New estimates of uninsured Coloradans are big news at CHI. Today marked the first in a series of two data releases from the U.S. Census Bureau this month: findings from the 2011 Current Population Survey (the CPS) are hot-off-the-(electronic)-press. We learned about what the CPS can tell us about income, poverty, and health insurance coverage in the United States.
On the national level, the number of Americans without health insurance dropped from 50 million in 2010 to 48.6 million in 2011. The uninsured rate dropped from 16.3 percent to 15.7 percent.
In Colorado, however, the story is a bit different: according to the CPS, our uninsured rate increased from 12.9 percent in 2010 to 15.7 percent in 2011. In fact, Colorado is one of just two states that recorded a statistically significant increase in the uninsured rate between 2010 and 2011. For the graphically-inclined, our friends at SHADAC created this handy map that summarizes the change in uninsurance rates across all 50 states.
Note that the 2011 CPS uninsured rate aligns with the 2011 Colorado Health Access Survey (CHAS), which estimated that 15.8 percent of the state’s population was uninsured.
One of the great things about the CPS is that because it’s been around for awhile, we can use it to analyze historical trends. Over the last decade, the percentage of Coloradans with health insurance has remained relatively stable, at approximately 85 percent. However, the type of coverage has changed a bit during this time: the percentage of Coloradans with private coverage has declined, while the percentage with public coverage has increased. Take a look at this graph for more details.
For more information about today’s CPS release, check out CHI’s fact sheet.
Next Thursday, September 20, the Census Bureau will release findings from the 2011 American Community Survey.
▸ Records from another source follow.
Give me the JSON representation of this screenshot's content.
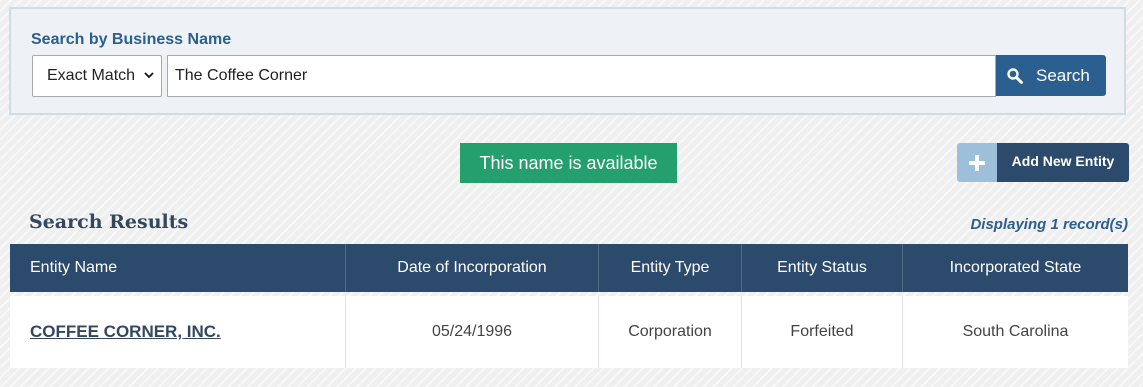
{
  "search": {
    "label": "Search by Business Name",
    "match_type": "Exact Match",
    "query": "The Coffee Corner",
    "button_label": "Search"
  },
  "availability": {
    "message": "This name is available"
  },
  "add_entity": {
    "label": "Add New Entity"
  },
  "results": {
    "title": "Search Results",
    "count_text": "Displaying 1 record(s)",
    "columns": [
      "Entity Name",
      "Date of Incorporation",
      "Entity Type",
      "Entity Status",
      "Incorporated State"
    ],
    "rows": [
      {
        "entity_name": "COFFEE CORNER, INC.",
        "date_of_incorporation": "05/24/1996",
        "entity_type": "Corporation",
        "entity_status": "Forfeited",
        "incorporated_state": "South Carolina"
      }
    ]
  },
  "colors": {
    "primary": "#2a5f8f",
    "header_bg": "#2c4a6b",
    "available_green": "#23a06d",
    "add_icon_bg": "#9ebfda"
  },
  "icons": {
    "search_button": "search-icon",
    "add_entity": "plus-icon",
    "select": "chevron-down-icon"
  }
}
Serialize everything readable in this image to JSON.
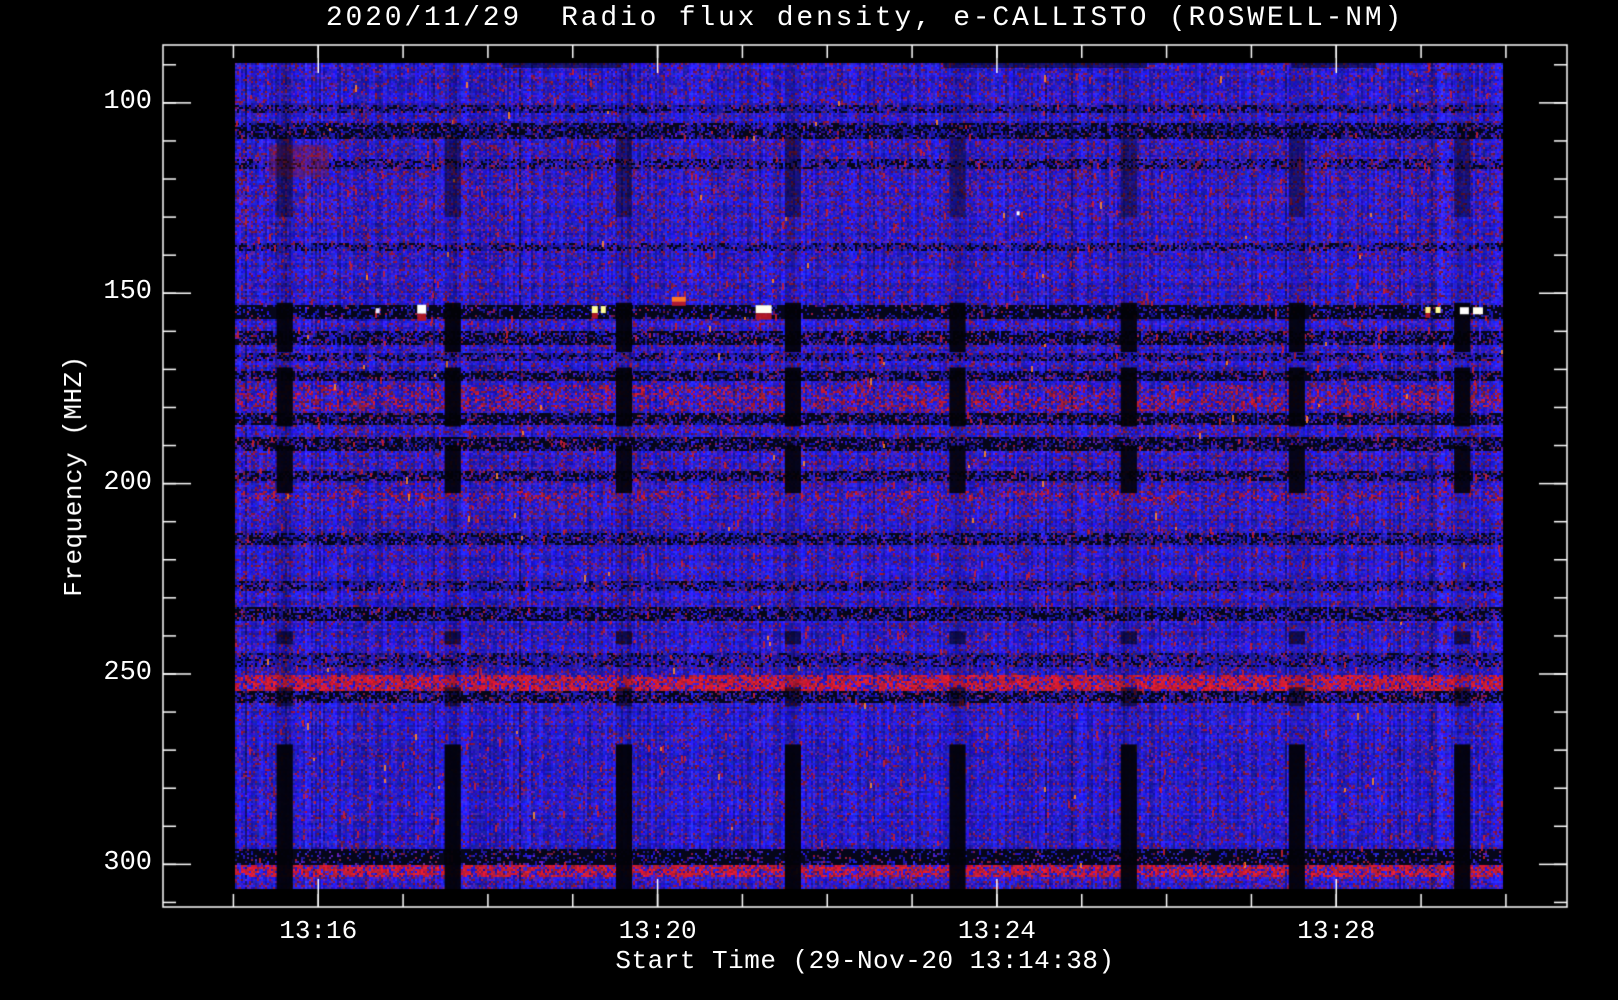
{
  "window": {
    "background": "#000000",
    "foreground": "#ffffff"
  },
  "chart_data": {
    "type": "heatmap",
    "subtype": "solar-radio-spectrogram",
    "title": "2020/11/29  Radio flux density, e-CALLISTO (ROSWELL-NM)",
    "xlabel": "Start Time (29-Nov-20 13:14:38)",
    "ylabel": "Frequency (MHZ)",
    "legend": "none",
    "grid": "off",
    "axis_color": "#ffffff",
    "x_axis": {
      "start_time_label": "13:14:38",
      "major_tick_labels": [
        "13:16",
        "13:20",
        "13:24",
        "13:28"
      ],
      "major_tick_t": [
        1.83,
        5.83,
        9.83,
        13.83
      ],
      "minor_tick_first_t": 0.83,
      "minor_tick_step_min": 1,
      "t_range": [
        0,
        16.55
      ],
      "data_t_range": [
        0.85,
        15.79
      ]
    },
    "y_axis": {
      "unit": "MHZ",
      "major_ticks": [
        100,
        150,
        200,
        250,
        300
      ],
      "minor_step": 10,
      "f_range": [
        84.8,
        311.2
      ],
      "data_f_range": [
        89.5,
        306.5
      ],
      "direction": "inverted (low freq at top)"
    },
    "palette": {
      "background": "#000000",
      "base_blue_low": [
        18,
        14,
        168
      ],
      "base_blue_high": [
        55,
        45,
        255
      ],
      "maroon": "#8c1a33",
      "purple": "#5a2aa0",
      "bright_red": "#cd1e2d",
      "orange_fleck": "#ff8c28",
      "near_black": "#06061a",
      "spot_white": "#ffffff"
    },
    "zones": [
      {
        "f": [
          89.5,
          110
        ],
        "p": 0.2
      },
      {
        "f": [
          110,
          130
        ],
        "p": 0.3
      },
      {
        "f": [
          130,
          152
        ],
        "p": 0.24
      },
      {
        "f": [
          156,
          174
        ],
        "p": 0.26
      },
      {
        "f": [
          174,
          210
        ],
        "p": 0.3
      },
      {
        "f": [
          210,
          244
        ],
        "p": 0.22
      },
      {
        "f": [
          244,
          258
        ],
        "p": 0.26
      },
      {
        "f": [
          258,
          296
        ],
        "p": 0.18
      },
      {
        "f": [
          296,
          306.5
        ],
        "p": 0.3
      }
    ],
    "bands": [
      {
        "f": [
          100.3,
          102.6
        ],
        "kind": "dark",
        "p": 0.28
      },
      {
        "f": [
          104.8,
          109.2
        ],
        "kind": "dark",
        "p": 0.5
      },
      {
        "f": [
          114.5,
          117.2
        ],
        "kind": "dark",
        "p": 0.3
      },
      {
        "f": [
          136.4,
          138.6
        ],
        "kind": "dark",
        "p": 0.3
      },
      {
        "f": [
          152.8,
          156.3
        ],
        "kind": "dark",
        "p": 0.72
      },
      {
        "f": [
          159.8,
          163.2
        ],
        "kind": "dark",
        "p": 0.5
      },
      {
        "f": [
          165.5,
          167.6
        ],
        "kind": "dark",
        "p": 0.3
      },
      {
        "f": [
          169.9,
          172.9
        ],
        "kind": "dark",
        "p": 0.5
      },
      {
        "f": [
          174.0,
          180.6
        ],
        "kind": "reddots",
        "p": 0.22
      },
      {
        "f": [
          181.3,
          184.1
        ],
        "kind": "dark",
        "p": 0.55
      },
      {
        "f": [
          187.6,
          191.1
        ],
        "kind": "dark",
        "p": 0.55
      },
      {
        "f": [
          196.2,
          199.1
        ],
        "kind": "dark",
        "p": 0.45
      },
      {
        "f": [
          201.5,
          204.2
        ],
        "kind": "reddots",
        "p": 0.2
      },
      {
        "f": [
          212.8,
          215.6
        ],
        "kind": "dark",
        "p": 0.4
      },
      {
        "f": [
          225.1,
          227.9
        ],
        "kind": "dark",
        "p": 0.26
      },
      {
        "f": [
          232.2,
          235.8
        ],
        "kind": "dark",
        "p": 0.5
      },
      {
        "f": [
          244.3,
          248.1
        ],
        "kind": "dark",
        "p": 0.26
      },
      {
        "f": [
          250.0,
          254.3
        ],
        "kind": "red",
        "p": 0.66
      },
      {
        "f": [
          254.3,
          257.6
        ],
        "kind": "dark",
        "p": 0.5
      },
      {
        "f": [
          295.9,
          299.9
        ],
        "kind": "dark",
        "p": 0.75
      },
      {
        "f": [
          299.9,
          303.3
        ],
        "kind": "red",
        "p": 0.6
      }
    ],
    "clouds": [
      {
        "t": [
          1.25,
          1.95
        ],
        "f": [
          111,
          119.5
        ],
        "color": "rgba(140,25,45,0.38)"
      }
    ],
    "gaps": {
      "t_positions": [
        1.34,
        3.32,
        5.34,
        7.33,
        9.27,
        11.29,
        13.27,
        15.22
      ],
      "width_t": 0.19,
      "column_alpha": 0.14,
      "segments": [
        {
          "f": [
            109,
            130
          ],
          "a": 0.38
        },
        {
          "f": [
            152.5,
            165.5
          ],
          "a": 0.93
        },
        {
          "f": [
            169.5,
            185
          ],
          "a": 0.93
        },
        {
          "f": [
            190,
            202.5
          ],
          "a": 0.9
        },
        {
          "f": [
            238.8,
            242.2
          ],
          "a": 0.6
        },
        {
          "f": [
            253.5,
            258.5
          ],
          "a": 0.55
        },
        {
          "f": [
            268.5,
            306.5
          ],
          "a": 0.95
        }
      ]
    },
    "top_dark_patches": [
      {
        "t": [
          4.0,
          5.4
        ]
      },
      {
        "t": [
          9.2,
          11.6
        ]
      },
      {
        "t": [
          13.3,
          14.3
        ]
      }
    ],
    "spots": [
      {
        "t": 2.53,
        "f": 154.6,
        "w": 4,
        "h": 5,
        "c": "#e8e8ff",
        "red_below": false
      },
      {
        "t": 3.05,
        "f": 154.2,
        "w": 9,
        "h": 9,
        "c": "#ffffff",
        "red_below": true
      },
      {
        "t": 5.09,
        "f": 154.3,
        "w": 6,
        "h": 7,
        "c": "#ffff99",
        "red_below": true
      },
      {
        "t": 5.19,
        "f": 154.3,
        "w": 5,
        "h": 7,
        "c": "#ffff99",
        "red_below": false
      },
      {
        "t": 6.08,
        "f": 151.6,
        "w": 14,
        "h": 5,
        "c": "#ff7722",
        "red_below": true
      },
      {
        "t": 7.08,
        "f": 154.2,
        "w": 16,
        "h": 8,
        "c": "#fffff0",
        "red_below": true
      },
      {
        "t": 10.08,
        "f": 129.0,
        "w": 3,
        "h": 4,
        "c": "#ffffff",
        "red_below": false
      },
      {
        "t": 14.91,
        "f": 154.4,
        "w": 5,
        "h": 6,
        "c": "#ffee88",
        "red_below": true
      },
      {
        "t": 15.03,
        "f": 154.4,
        "w": 5,
        "h": 6,
        "c": "#ffff99",
        "red_below": false
      },
      {
        "t": 15.34,
        "f": 154.6,
        "w": 9,
        "h": 7,
        "c": "#ffffff",
        "red_below": false
      },
      {
        "t": 15.5,
        "f": 154.6,
        "w": 10,
        "h": 7,
        "c": "#fffff0",
        "red_below": false
      }
    ]
  }
}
Stay tuned to Analysis with Altitude for a blog and fact sheet on the highlights.
Emily King is a research analyst at CHI.